::: DATASET ENTRIES :::

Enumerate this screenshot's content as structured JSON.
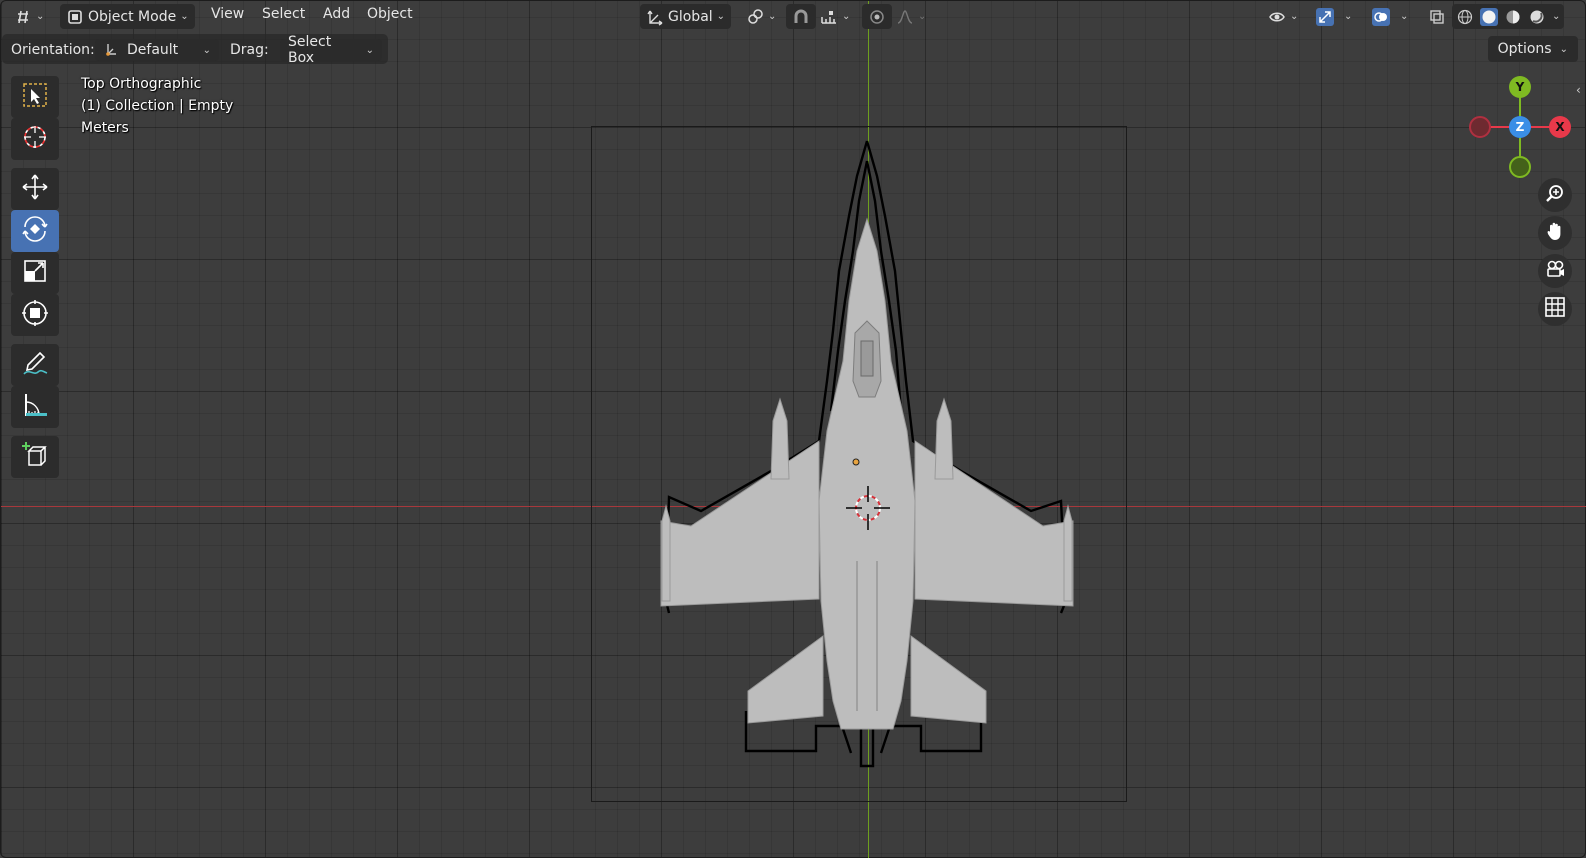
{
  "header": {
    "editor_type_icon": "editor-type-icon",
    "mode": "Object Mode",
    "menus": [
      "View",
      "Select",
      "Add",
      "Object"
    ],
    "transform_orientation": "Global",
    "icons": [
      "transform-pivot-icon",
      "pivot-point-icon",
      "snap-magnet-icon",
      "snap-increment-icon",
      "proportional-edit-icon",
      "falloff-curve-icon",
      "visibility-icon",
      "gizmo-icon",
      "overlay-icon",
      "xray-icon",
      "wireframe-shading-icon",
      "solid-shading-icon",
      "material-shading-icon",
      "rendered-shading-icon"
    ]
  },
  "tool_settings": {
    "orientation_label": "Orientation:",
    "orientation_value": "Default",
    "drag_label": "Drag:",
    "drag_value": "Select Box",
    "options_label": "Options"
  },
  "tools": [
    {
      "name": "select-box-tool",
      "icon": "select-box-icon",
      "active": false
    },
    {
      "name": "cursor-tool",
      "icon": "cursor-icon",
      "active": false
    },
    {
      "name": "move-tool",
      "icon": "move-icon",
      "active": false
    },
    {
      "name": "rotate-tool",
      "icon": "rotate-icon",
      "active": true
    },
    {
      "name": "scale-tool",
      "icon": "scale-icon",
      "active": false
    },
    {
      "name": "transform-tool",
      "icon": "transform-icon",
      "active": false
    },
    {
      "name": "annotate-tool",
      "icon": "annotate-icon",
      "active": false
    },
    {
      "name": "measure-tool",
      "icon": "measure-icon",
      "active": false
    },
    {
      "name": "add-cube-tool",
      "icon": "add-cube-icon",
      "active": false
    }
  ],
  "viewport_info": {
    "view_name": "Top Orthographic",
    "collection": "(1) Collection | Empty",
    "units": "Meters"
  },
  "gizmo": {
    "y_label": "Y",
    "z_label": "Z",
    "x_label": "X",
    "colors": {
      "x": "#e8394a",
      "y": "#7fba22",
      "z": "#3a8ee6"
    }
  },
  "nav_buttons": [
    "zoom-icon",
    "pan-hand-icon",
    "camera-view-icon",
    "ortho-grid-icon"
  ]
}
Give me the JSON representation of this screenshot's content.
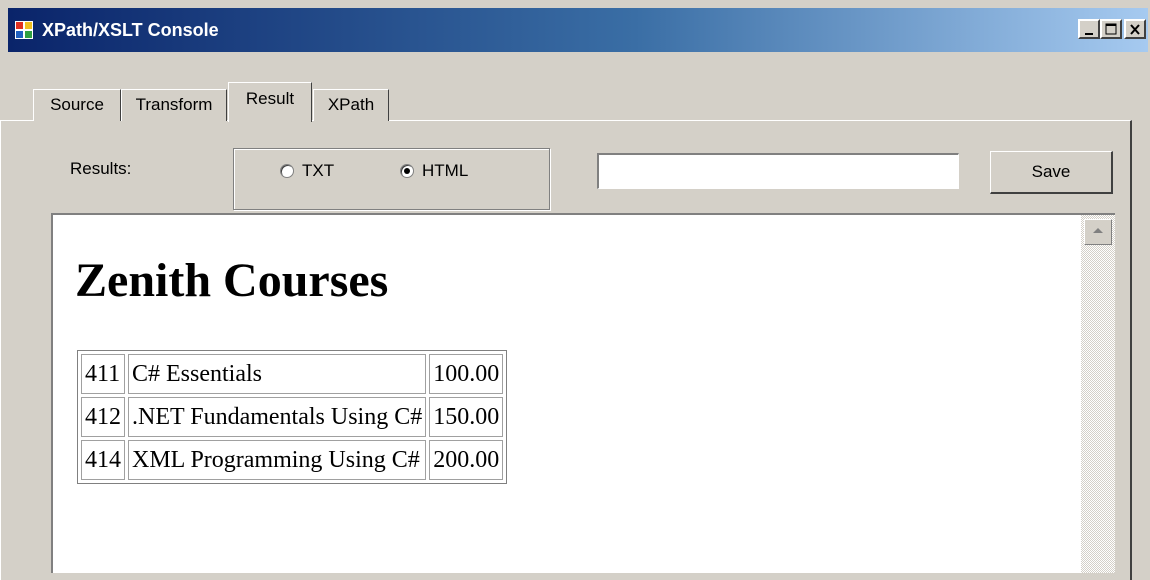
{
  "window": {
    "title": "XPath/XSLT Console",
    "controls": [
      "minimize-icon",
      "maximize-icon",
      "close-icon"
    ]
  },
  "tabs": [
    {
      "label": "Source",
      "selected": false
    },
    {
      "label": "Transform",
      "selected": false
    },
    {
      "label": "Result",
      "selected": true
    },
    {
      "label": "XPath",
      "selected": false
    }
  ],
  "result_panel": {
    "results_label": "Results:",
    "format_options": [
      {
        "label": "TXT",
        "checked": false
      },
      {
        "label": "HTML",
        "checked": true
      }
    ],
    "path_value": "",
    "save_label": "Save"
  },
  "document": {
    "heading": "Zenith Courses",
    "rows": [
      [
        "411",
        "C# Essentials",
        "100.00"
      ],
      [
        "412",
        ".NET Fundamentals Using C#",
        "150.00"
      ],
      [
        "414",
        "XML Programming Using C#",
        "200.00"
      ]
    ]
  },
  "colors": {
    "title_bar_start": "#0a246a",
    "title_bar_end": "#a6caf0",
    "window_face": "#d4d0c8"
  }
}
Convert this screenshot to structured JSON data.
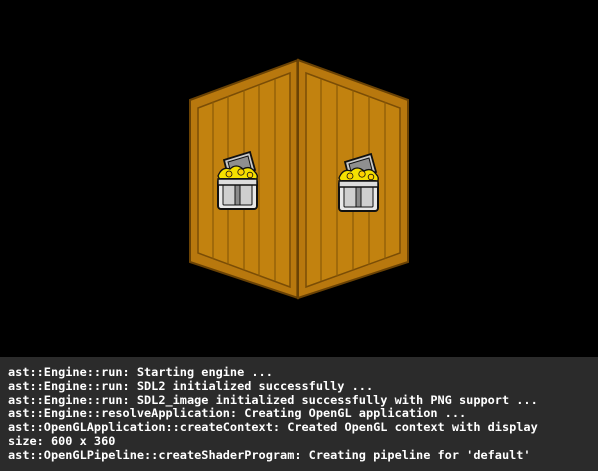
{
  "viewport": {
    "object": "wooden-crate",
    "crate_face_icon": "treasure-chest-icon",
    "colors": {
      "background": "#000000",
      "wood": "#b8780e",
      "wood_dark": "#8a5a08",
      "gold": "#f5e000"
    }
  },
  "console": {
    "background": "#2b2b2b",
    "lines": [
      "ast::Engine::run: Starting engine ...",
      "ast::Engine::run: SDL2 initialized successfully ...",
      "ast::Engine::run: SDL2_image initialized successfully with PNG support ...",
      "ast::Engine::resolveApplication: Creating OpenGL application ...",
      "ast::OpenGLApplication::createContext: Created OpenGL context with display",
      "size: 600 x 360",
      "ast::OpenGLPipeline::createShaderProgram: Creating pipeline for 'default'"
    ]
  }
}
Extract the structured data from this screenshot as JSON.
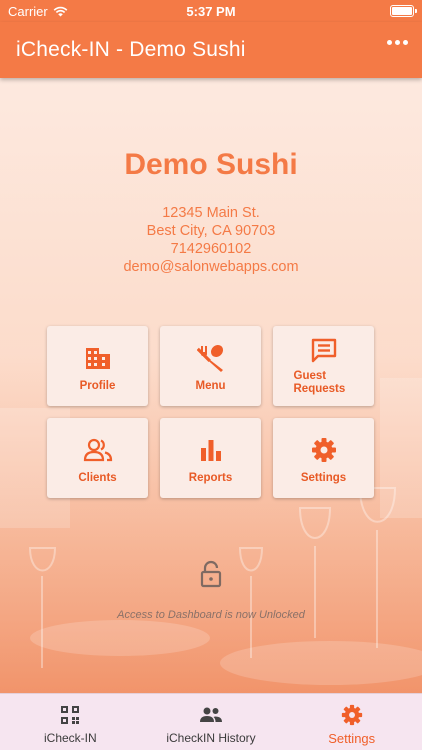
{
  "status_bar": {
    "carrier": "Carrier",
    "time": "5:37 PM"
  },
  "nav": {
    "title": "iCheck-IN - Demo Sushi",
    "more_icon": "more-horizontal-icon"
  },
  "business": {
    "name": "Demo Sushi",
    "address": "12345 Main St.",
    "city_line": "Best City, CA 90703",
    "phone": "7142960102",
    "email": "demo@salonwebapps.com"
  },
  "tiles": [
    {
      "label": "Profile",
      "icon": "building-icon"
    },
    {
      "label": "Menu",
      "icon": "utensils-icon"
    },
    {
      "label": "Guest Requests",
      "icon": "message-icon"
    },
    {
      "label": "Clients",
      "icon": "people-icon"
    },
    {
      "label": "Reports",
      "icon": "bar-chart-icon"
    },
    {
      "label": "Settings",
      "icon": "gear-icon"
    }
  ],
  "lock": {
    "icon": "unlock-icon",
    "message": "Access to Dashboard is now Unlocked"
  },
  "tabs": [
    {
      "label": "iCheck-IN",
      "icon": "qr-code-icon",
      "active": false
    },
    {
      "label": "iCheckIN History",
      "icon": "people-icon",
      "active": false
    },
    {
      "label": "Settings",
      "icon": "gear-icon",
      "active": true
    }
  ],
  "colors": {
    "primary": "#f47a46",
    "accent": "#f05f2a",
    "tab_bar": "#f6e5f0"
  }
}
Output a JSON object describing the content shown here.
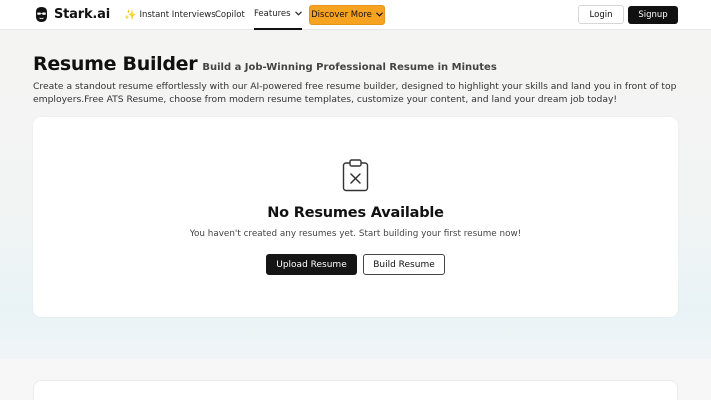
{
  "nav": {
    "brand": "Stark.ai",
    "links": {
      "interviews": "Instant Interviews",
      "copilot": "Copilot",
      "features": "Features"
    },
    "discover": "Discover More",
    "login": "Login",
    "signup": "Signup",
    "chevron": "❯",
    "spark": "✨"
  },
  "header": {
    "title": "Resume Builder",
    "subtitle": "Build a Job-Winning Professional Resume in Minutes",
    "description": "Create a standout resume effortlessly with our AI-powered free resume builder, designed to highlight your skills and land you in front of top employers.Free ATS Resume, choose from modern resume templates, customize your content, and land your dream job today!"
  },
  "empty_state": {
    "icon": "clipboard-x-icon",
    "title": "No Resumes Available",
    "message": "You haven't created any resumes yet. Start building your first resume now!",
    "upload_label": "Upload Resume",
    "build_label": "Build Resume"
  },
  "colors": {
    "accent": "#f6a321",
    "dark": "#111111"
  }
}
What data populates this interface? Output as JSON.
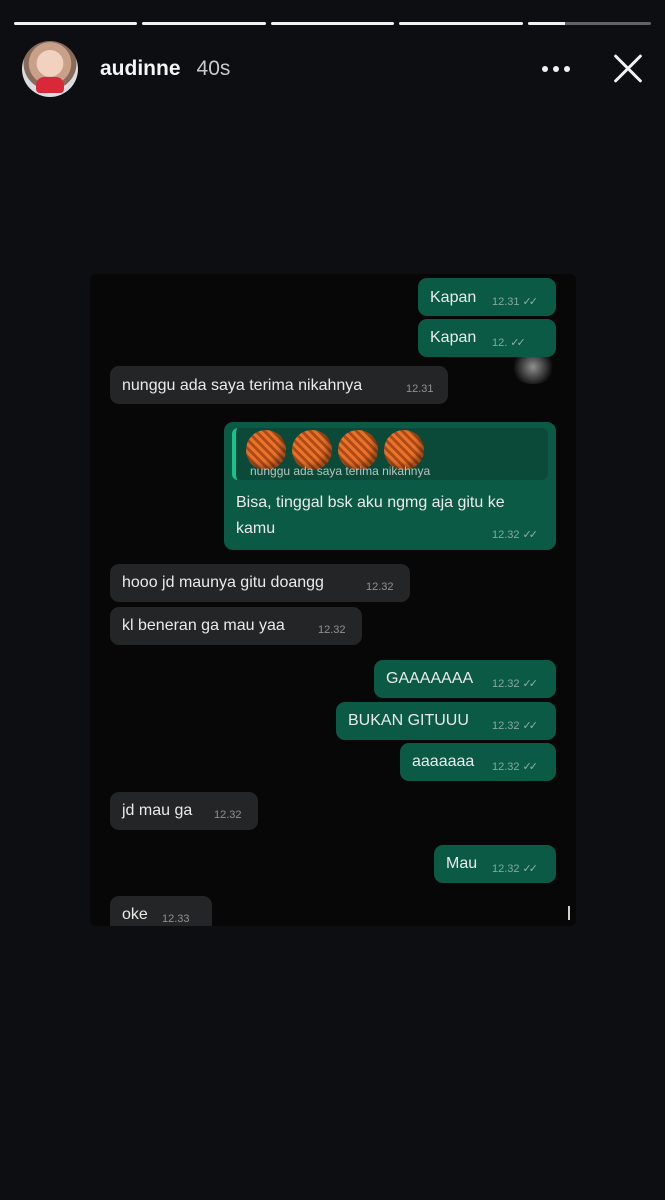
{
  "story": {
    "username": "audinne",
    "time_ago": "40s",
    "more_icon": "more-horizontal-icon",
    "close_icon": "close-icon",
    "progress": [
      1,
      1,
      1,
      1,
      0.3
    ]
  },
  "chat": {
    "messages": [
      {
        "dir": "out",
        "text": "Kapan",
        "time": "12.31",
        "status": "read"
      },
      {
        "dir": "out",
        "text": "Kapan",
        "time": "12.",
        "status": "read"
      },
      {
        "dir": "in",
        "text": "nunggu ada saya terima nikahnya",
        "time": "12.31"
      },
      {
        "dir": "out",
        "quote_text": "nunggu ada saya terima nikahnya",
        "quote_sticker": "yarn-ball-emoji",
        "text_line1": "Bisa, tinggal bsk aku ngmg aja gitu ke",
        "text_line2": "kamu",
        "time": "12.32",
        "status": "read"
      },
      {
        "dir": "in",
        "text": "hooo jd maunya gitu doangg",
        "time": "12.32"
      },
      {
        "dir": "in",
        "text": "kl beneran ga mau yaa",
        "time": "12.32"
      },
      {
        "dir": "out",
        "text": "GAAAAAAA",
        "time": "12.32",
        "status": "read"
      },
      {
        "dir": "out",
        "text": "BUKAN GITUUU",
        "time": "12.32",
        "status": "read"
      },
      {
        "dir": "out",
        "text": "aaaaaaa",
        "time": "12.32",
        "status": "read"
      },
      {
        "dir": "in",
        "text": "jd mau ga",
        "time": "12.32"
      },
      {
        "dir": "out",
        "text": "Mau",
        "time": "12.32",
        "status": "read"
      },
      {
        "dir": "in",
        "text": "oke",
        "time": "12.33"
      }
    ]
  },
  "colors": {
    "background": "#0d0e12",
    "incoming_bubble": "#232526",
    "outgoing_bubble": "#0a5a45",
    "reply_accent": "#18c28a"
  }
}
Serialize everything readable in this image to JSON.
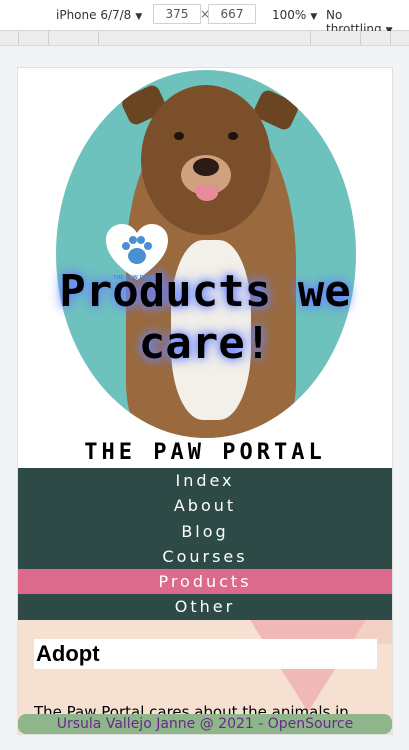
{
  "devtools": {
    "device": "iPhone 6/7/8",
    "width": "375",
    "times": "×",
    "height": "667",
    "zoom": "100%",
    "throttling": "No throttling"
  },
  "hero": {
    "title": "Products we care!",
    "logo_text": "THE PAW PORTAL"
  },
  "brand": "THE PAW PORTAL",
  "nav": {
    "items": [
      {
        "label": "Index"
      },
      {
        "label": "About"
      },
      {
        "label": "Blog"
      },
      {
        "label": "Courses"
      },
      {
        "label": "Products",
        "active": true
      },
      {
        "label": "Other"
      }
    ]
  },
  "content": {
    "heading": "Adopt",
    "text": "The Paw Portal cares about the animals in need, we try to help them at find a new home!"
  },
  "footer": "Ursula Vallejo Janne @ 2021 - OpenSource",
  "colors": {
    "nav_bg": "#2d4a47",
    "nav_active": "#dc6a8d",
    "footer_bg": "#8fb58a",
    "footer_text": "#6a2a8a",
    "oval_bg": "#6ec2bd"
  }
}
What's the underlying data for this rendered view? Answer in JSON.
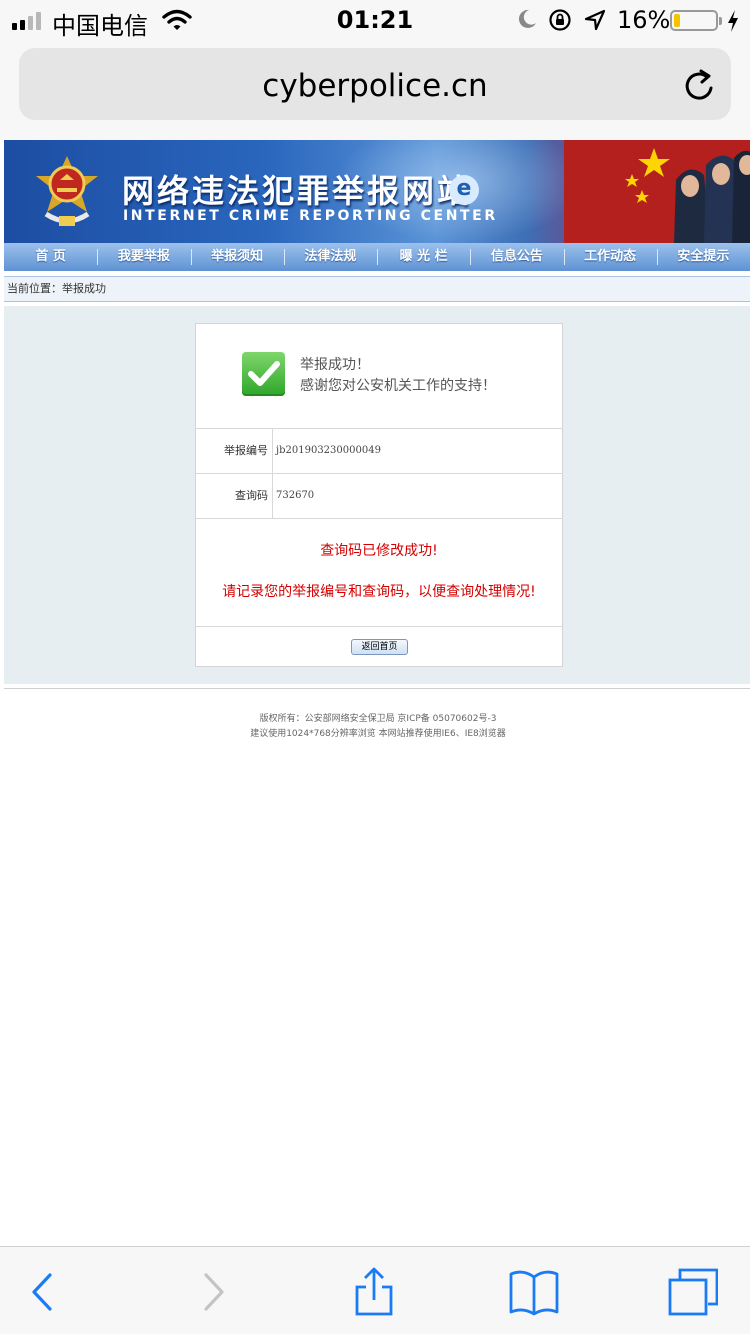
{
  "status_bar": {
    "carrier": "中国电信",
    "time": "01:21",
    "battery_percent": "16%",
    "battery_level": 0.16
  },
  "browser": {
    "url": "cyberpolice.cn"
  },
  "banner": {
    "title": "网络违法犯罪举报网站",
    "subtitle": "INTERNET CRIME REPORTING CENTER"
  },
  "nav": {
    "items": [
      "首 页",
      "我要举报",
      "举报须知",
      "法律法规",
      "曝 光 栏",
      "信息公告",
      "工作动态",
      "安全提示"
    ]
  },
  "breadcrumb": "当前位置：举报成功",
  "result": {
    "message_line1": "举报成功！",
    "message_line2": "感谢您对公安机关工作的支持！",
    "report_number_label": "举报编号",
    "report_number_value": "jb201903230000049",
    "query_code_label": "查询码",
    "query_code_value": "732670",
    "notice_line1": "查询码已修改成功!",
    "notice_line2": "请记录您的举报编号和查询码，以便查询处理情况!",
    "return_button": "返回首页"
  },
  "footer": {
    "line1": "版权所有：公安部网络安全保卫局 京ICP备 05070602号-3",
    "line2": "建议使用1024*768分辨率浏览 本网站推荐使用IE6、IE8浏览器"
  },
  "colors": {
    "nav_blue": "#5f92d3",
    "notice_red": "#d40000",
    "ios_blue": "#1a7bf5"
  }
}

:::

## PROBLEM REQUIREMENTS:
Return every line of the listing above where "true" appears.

## WRITTEN REPLY:
      "active": true
      "selected": true
        "checked": true
      "active": true
        "active": true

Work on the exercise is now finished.